Robots have to be controllable by untrained users
Robots have to be able to interact not only with their
owner but also with other people
Robot interfaces have to be usable at the
humans discretion
Human-robot interaction occurs on an irregular basis
Frequently the robot has to operate autonomously
Whenever user input is provided the robot has to react to it
Interfaces have to be designed human-centric
The role of the robot is it to make the humans life
easier and more comfortable (it is not just a tech toy)

Intelligent Environments are non-stationary and
change frequently, requiring robots to adapt
Adaptation to changes in the environment
Learning to address changes in inhabitant preferences
Robots in intelligent environments can frequently
not be pre-programmed
The environment is unknown
The list of tasks that the robot should perform might
not be known beforehand
No proliferation of robots in the home
Different users have different preferences
Adaptation and Learning for
Robots in Smart Homes
Adaptation and Learning
In Autonomous Robots
Learning to interpret sensor information
Recognizing objects in the environment is difficult
Sensors provide prohibitively large amounts of data
Programming of all required objects is generally not
Learning new strategies and tasks
New tasks have to be learned on-line in the home
Different inhabitants require new strategies even for
existing tasks
Adaptation of existing control policies
User preferences can change dynamically
Changes in the environment have to be reflected

Learning Approaches for
Robot Systems
Supervised learning by teaching
Robots can learn from direct feedback from the
user that indicates the correct strategy
The robot learns the exact strategy provided by the user
Learning from demonstration (Imitation)
Robots learn by observing a human or a robot
perform the required task
The robot has to be able to understand what it observes
and map it onto its own capabilities
Learning by exploration
Robots can learn autonomously by trying different
actions and observing their results
The robot learns a strategy that optimizes reward
Learning Sensory Patterns
Learning to Identify Objects
How can a particular object be
recognized ?
Programming recognition strategies is
difficult because we do not fully
understand how we perform recognition
Learning techniques permit the robot
system to form its own recognition
Supervised learning can be used by
giving the robot a set of pictures and
the corresponding classification
Neural networks
Decision trees




Learning Task Strategies by
Autonomous robots have to be able to learn
new tasks even without input from the user
Learning to perform a task in order to optimize the
reward the robot obtains (Reinforcement Learning)
Reward has to be provided either by the user or the
Intermittent user feedback
Generic rewards indicating unsafe or inconvenient actions or
The robot has to explore its actions to determine what
their effects are
Actions change the state of the environment
Actions achieve different amounts of reward
During learning the robot has to maintain a level of safety
Example: Reinforcement
Learning in a Hybrid Architecture
Policy Acquisition Layer

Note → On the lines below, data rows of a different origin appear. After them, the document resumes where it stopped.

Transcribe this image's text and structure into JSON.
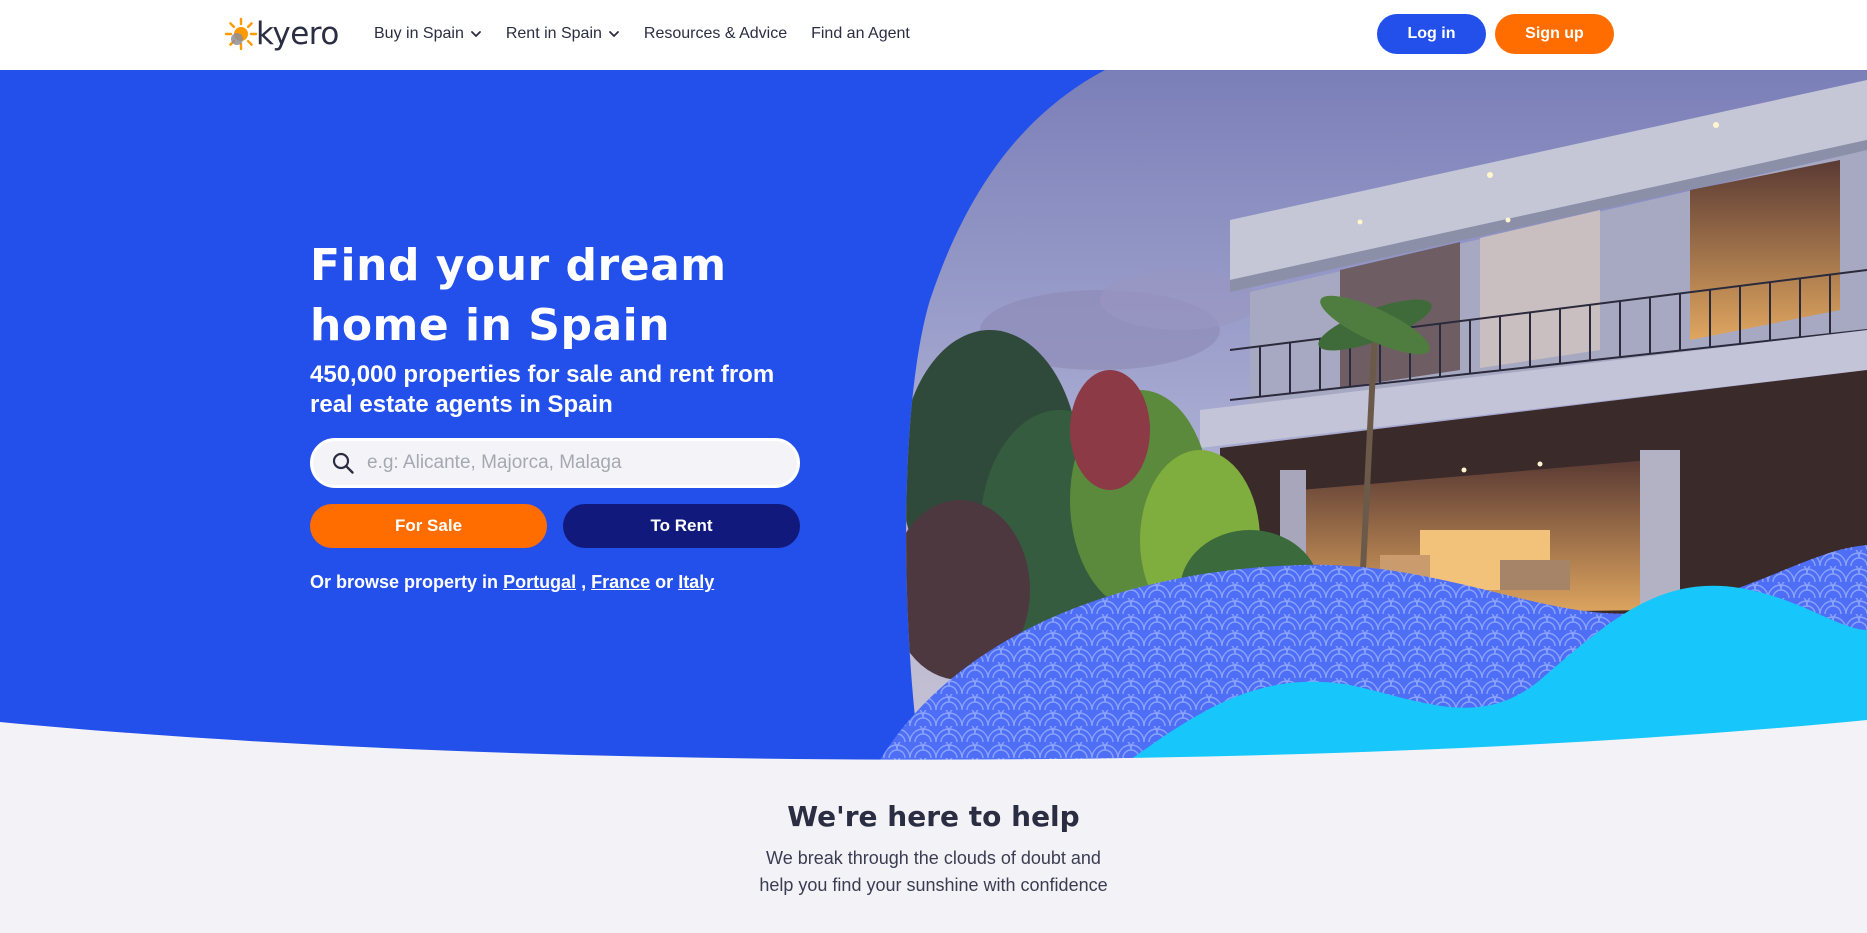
{
  "header": {
    "logo_text": "kyero",
    "nav": [
      {
        "label": "Buy in Spain",
        "dropdown": true
      },
      {
        "label": "Rent in Spain",
        "dropdown": true
      },
      {
        "label": "Resources & Advice",
        "dropdown": false
      },
      {
        "label": "Find an Agent",
        "dropdown": false
      }
    ],
    "login_label": "Log in",
    "signup_label": "Sign up"
  },
  "hero": {
    "title_line1": "Find your dream",
    "title_line2": "home in Spain",
    "subtitle": "450,000 properties for sale and rent from real estate agents in Spain",
    "search_placeholder": "e.g: Alicante, Majorca, Malaga",
    "search_value": "",
    "for_sale_label": "For Sale",
    "to_rent_label": "To Rent",
    "browse_prefix": "Or browse property in",
    "browse_links": [
      "Portugal",
      "France",
      "Italy"
    ],
    "browse_sep": ",",
    "browse_or": "or"
  },
  "help": {
    "title": "We're here to help",
    "line1": "We break through the clouds of doubt and",
    "line2": "help you find your sunshine with confidence"
  },
  "colors": {
    "brand_blue": "#2350eb",
    "brand_orange": "#ff6d00",
    "navy": "#111a7c",
    "cyan": "#17c7fb"
  },
  "icons": {
    "logo": "sun-icon",
    "nav_dropdown": "chevron-down-icon",
    "search": "search-icon"
  }
}
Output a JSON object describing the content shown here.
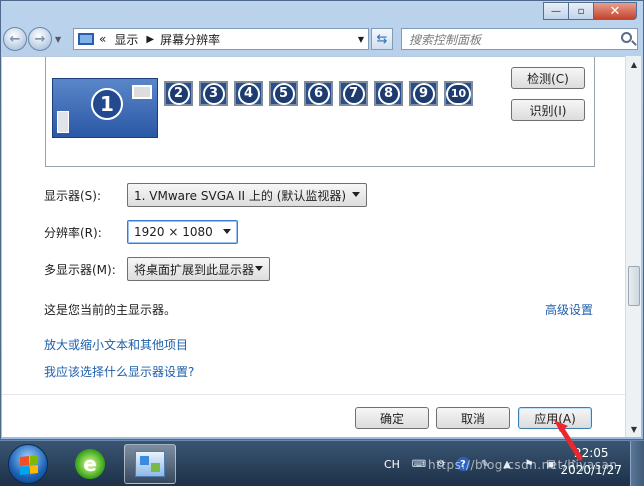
{
  "window": {
    "controls": {
      "minimize": "—",
      "maximize": "▫",
      "close": "✕"
    }
  },
  "navbar": {
    "back_icon": "back-arrow-icon",
    "forward_icon": "forward-arrow-icon",
    "breadcrumb_prefix": "«",
    "breadcrumb": [
      "显示",
      "屏幕分辨率"
    ],
    "search_placeholder": "搜索控制面板"
  },
  "preview": {
    "primary_monitor": "1",
    "other_monitors": [
      "2",
      "3",
      "4",
      "5",
      "6",
      "7",
      "8",
      "9",
      "10"
    ],
    "detect_label": "检测(C)",
    "identify_label": "识别(I)"
  },
  "settings": {
    "display_label": "显示器(S):",
    "display_value": "1. VMware SVGA II 上的 (默认监视器)",
    "resolution_label": "分辨率(R):",
    "resolution_value": "1920 × 1080",
    "multi_label": "多显示器(M):",
    "multi_value": "将桌面扩展到此显示器"
  },
  "info": {
    "primary_text": "这是您当前的主显示器。",
    "advanced_link": "高级设置",
    "link_text_size": "放大或缩小文本和其他项目",
    "link_which_settings": "我应该选择什么显示器设置?"
  },
  "footer": {
    "ok_label": "确定",
    "cancel_label": "取消",
    "apply_label": "应用(A)"
  },
  "taskbar": {
    "language": "CH",
    "time": "22:05",
    "date": "2020/1/27"
  },
  "watermark": "https://blog.csdn.net/hiyasan",
  "colors": {
    "link": "#1e5fab",
    "annotation_arrow": "#e8282a",
    "taskbar": "#1d3148"
  }
}
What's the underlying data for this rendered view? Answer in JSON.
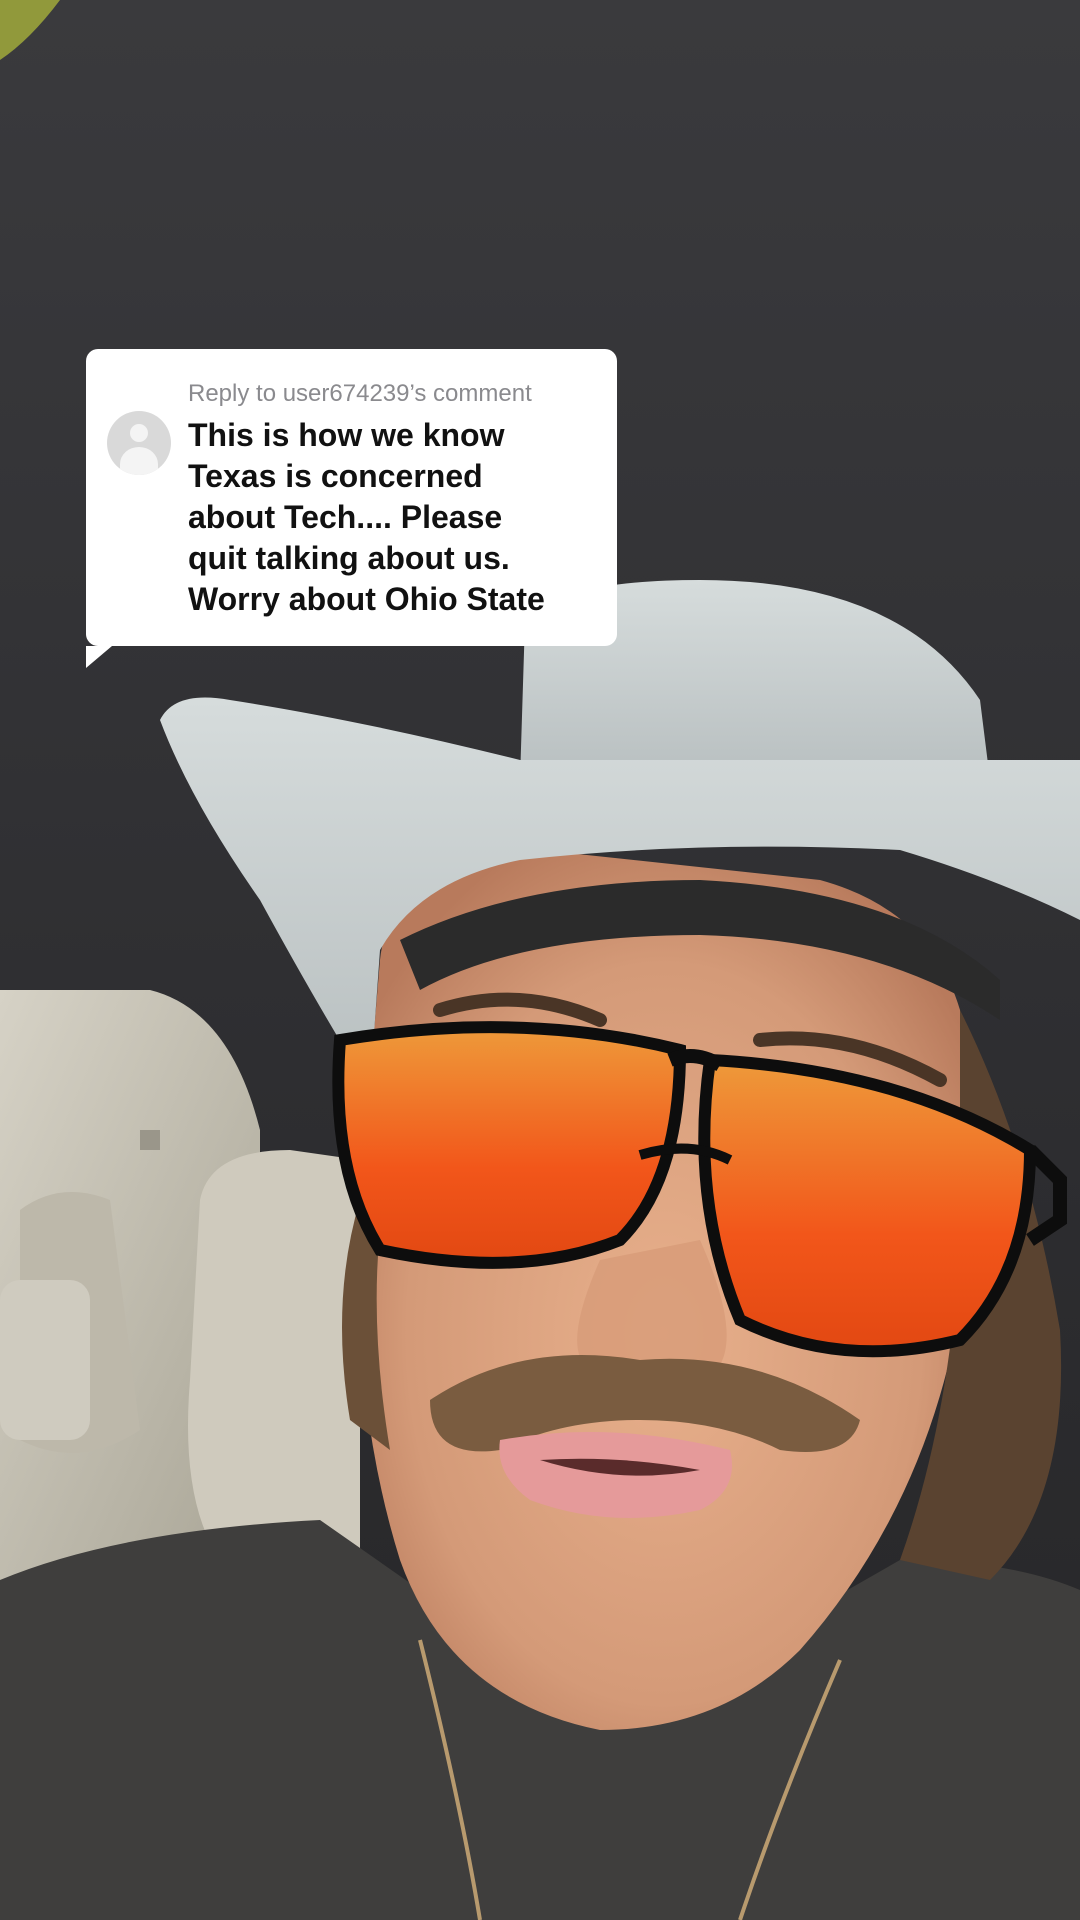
{
  "reply_sticker": {
    "header": "Reply to user674239’s comment",
    "comment_lines": [
      "This is how we know",
      "Texas is concerned",
      "about Tech.... Please",
      "quit talking about us.",
      "Worry about Ohio State"
    ]
  },
  "icons": {
    "avatar": "default-user-avatar-icon"
  }
}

Learning tasks without
Abstract Plan Layer
Learning a system model
Basic state space compression
Reactive Behavior Layer
Initial competence and
Example Task:

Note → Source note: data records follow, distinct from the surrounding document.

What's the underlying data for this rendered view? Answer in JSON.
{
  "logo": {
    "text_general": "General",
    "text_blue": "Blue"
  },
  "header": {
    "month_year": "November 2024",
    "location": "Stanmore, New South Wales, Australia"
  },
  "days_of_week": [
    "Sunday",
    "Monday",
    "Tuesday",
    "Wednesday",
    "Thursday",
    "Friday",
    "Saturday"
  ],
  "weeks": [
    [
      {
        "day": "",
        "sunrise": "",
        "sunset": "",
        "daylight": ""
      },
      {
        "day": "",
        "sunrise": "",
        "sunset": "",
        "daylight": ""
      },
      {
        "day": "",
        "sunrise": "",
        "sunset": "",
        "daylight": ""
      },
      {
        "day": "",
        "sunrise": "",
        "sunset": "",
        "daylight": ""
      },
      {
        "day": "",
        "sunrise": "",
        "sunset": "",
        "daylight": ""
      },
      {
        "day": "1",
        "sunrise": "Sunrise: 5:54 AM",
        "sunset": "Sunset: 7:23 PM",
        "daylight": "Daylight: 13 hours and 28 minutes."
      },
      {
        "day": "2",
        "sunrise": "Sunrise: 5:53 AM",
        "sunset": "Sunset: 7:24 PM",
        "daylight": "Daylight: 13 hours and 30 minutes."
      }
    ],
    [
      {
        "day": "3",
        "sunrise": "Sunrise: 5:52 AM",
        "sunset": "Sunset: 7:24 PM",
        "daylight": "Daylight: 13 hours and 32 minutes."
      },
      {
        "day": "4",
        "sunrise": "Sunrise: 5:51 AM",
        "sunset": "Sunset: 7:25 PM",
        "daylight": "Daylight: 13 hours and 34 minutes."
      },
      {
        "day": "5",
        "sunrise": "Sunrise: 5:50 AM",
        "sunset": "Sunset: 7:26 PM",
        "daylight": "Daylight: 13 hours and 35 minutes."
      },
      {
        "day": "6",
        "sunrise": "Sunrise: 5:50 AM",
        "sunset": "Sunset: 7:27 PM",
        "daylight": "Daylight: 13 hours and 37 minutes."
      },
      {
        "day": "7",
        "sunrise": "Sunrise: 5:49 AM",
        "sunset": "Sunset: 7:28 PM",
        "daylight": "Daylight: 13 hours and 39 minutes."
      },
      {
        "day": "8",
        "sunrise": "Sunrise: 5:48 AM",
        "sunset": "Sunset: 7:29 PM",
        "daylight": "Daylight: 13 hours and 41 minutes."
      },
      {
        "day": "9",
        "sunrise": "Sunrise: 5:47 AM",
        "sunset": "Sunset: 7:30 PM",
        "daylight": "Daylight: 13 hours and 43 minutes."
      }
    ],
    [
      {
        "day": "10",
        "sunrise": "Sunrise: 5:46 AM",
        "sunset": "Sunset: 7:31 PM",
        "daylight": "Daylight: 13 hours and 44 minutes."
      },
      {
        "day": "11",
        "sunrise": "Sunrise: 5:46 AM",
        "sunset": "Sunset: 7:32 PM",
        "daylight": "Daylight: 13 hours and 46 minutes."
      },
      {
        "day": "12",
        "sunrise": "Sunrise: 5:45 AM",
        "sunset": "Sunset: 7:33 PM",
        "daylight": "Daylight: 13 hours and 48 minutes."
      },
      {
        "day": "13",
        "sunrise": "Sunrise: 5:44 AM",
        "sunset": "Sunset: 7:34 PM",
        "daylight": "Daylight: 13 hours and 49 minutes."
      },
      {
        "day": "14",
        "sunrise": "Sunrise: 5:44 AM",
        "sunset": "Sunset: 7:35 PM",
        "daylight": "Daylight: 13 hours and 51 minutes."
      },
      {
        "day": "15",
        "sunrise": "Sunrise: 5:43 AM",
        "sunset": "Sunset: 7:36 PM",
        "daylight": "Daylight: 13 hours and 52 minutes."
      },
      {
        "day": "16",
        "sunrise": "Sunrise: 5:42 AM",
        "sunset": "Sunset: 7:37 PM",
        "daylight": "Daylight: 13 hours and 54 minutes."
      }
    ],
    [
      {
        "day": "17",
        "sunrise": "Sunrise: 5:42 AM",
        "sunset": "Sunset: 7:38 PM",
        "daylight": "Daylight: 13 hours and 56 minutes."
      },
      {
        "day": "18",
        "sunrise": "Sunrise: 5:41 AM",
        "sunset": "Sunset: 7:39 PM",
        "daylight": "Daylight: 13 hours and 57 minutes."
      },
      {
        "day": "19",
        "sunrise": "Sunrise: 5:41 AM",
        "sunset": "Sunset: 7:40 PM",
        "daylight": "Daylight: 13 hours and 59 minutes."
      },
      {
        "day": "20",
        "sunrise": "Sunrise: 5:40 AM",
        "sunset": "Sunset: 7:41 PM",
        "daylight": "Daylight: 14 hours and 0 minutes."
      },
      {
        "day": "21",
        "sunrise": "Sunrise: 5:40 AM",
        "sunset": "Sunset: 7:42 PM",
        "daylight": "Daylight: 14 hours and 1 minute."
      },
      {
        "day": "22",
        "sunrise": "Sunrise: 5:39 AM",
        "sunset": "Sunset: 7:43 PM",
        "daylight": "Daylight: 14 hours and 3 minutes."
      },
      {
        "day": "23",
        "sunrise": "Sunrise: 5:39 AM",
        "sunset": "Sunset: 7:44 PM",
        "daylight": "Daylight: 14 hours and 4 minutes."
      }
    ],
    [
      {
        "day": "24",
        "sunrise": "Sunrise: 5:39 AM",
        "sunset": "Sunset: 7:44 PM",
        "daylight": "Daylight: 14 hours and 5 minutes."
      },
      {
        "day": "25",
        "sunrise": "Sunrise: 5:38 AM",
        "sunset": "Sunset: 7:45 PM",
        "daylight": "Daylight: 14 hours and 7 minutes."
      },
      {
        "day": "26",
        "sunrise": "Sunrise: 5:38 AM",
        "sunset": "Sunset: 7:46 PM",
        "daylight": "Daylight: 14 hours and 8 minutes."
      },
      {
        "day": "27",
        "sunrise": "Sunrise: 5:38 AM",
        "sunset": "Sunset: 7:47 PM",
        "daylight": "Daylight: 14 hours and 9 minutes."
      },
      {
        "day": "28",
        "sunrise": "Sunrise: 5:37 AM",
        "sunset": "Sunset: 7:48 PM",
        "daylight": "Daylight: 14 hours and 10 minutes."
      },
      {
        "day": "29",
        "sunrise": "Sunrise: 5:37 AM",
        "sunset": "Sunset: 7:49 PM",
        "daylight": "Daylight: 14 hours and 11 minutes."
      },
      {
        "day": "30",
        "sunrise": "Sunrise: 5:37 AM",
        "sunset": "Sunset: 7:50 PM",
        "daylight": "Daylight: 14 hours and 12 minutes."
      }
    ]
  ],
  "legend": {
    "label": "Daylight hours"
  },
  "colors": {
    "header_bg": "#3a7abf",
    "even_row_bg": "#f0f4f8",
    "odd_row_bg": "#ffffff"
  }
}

Learning to Walk
Scaling Up: Learning Complex
Tasks from Simpler Tasks
Complex tasks are hard to learn since they
involve long sequences of actions that have to
be correct in order for reward to be obtained
Complex tasks can be learned as shorter
sequences of simpler tasks
Control strategies that are expressed in terms of
subgoals are more compact and simpler
Fewer conditions have to be considered if simpler
tasks are already solved
New tasks can be learned faster
Hierarchical Reinforcement Learning
Learning with abstract actions
Acquisition of abstract task knowledge
Example: Learning to Walk
Robots are an important component in Intelligent
Automate devices
Provide physical services
Robot Systems in these environments need particular
Autonomous control systems
Simple and natural human-robot interface
Adaptive and learning capabilities
Robots have to maintain safety during operation
While a number of techniques to address these
requirements exist, no functional, satisfactory solutions
have yet been developed
Only very simple robots for single tasks in intelligent
environments exist